For each line of the data below that holds "bodyshell", copy the line.

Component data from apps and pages
##############################
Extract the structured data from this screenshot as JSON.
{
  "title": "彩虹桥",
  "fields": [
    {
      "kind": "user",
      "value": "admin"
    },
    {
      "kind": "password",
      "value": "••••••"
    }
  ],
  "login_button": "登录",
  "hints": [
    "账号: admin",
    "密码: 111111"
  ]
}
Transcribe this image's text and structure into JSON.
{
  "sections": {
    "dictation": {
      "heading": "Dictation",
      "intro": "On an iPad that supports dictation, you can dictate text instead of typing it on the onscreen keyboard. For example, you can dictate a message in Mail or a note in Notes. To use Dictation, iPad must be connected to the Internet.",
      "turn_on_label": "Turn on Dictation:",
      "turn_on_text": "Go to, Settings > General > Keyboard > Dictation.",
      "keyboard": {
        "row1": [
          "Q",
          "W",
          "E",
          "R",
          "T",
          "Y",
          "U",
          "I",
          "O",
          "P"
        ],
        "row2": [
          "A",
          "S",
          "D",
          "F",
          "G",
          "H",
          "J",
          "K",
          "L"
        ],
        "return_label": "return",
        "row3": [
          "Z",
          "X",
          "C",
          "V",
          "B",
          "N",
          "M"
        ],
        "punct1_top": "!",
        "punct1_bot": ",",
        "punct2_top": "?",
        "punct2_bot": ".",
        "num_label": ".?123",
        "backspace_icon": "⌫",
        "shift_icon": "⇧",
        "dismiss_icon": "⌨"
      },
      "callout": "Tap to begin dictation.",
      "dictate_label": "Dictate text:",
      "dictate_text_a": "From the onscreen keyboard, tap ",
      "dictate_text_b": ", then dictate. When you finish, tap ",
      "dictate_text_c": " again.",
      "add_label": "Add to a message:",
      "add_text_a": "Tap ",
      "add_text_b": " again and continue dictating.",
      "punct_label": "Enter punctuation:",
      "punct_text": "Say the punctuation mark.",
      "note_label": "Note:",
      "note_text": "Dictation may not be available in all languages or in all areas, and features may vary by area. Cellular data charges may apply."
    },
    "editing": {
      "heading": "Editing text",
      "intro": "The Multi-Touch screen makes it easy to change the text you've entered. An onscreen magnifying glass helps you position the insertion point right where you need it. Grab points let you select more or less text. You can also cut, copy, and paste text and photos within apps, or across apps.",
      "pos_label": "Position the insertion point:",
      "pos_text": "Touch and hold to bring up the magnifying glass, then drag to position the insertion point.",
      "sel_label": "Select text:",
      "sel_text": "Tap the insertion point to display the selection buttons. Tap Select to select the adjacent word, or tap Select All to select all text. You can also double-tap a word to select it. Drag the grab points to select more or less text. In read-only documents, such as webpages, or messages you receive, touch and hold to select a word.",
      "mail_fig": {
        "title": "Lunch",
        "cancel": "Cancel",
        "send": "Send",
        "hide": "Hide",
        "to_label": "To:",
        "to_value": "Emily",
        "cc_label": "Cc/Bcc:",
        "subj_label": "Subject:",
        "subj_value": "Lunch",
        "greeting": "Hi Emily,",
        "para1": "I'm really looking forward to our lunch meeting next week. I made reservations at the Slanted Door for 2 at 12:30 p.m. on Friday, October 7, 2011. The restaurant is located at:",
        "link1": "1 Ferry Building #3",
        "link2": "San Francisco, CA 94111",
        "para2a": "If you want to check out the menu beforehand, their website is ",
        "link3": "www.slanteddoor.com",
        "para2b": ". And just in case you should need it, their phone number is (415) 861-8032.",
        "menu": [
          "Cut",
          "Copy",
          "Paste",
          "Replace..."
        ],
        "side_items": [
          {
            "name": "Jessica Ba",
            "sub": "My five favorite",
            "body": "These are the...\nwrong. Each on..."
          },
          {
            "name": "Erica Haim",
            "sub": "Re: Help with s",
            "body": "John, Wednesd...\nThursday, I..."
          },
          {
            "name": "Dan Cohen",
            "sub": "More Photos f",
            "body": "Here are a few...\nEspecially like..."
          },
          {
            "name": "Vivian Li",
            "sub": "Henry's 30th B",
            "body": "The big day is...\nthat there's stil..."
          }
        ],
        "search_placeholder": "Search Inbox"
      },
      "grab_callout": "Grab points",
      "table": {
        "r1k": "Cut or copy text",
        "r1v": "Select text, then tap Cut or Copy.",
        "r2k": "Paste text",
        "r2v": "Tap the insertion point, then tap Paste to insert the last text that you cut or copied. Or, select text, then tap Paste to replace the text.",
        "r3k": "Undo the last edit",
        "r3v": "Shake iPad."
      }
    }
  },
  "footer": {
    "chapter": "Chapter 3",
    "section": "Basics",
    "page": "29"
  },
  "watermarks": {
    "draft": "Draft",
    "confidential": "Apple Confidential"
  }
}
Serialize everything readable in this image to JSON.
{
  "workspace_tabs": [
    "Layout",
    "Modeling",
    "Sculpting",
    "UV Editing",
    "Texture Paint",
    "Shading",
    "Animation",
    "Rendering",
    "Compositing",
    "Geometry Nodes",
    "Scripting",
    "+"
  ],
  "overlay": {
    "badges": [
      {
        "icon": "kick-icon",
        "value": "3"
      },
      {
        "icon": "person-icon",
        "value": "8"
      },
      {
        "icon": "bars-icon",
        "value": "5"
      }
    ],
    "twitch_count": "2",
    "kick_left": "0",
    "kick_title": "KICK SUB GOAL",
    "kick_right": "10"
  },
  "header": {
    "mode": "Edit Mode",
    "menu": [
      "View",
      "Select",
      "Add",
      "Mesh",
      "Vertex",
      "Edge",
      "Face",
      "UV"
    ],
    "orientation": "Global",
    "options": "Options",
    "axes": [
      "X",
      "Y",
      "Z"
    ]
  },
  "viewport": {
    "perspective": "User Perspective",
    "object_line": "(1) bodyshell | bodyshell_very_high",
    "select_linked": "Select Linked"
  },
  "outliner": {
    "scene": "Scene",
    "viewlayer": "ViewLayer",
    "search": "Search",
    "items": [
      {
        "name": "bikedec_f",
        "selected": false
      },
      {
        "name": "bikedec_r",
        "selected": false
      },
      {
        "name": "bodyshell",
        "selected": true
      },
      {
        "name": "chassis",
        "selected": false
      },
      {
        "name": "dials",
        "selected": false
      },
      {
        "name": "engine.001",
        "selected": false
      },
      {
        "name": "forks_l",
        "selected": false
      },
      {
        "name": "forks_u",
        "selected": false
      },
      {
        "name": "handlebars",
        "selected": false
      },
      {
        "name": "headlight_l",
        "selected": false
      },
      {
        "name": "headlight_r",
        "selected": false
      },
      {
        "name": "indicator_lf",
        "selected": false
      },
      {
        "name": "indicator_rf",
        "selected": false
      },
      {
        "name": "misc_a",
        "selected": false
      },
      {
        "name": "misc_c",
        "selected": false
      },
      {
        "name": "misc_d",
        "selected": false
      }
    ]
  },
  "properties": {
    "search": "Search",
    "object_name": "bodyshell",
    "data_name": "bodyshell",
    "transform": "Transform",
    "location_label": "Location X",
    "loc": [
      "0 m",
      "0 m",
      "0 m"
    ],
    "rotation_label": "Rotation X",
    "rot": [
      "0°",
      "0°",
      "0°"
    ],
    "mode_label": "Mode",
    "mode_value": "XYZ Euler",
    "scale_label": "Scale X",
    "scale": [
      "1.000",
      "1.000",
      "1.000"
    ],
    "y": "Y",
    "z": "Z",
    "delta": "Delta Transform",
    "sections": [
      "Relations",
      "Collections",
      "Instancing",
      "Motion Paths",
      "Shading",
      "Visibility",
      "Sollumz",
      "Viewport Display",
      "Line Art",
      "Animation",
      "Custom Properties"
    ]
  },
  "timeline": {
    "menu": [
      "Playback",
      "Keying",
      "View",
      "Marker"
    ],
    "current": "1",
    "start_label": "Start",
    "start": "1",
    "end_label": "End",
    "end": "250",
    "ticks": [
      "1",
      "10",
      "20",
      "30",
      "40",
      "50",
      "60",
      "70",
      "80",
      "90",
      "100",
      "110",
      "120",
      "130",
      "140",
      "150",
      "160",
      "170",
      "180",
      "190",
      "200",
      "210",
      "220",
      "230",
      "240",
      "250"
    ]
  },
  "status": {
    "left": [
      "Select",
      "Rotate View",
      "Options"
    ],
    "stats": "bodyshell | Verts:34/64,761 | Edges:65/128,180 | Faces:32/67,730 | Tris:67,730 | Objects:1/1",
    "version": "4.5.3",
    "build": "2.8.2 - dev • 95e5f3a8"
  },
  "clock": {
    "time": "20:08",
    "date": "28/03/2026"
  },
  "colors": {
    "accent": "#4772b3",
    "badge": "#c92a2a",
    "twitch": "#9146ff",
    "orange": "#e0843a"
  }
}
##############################
▶ [Result of the exercise]
    "object_line": "(1) bodyshell | bodyshell_very_high",
        "name": "bodyshell",
    "object_name": "bodyshell",
    "data_name": "bodyshell",
    "stats": "bodyshell | Verts:34/64,761 | Edges:65/128,180 | Faces:32/67,730 | Tris:67,730 | Objects:1/1",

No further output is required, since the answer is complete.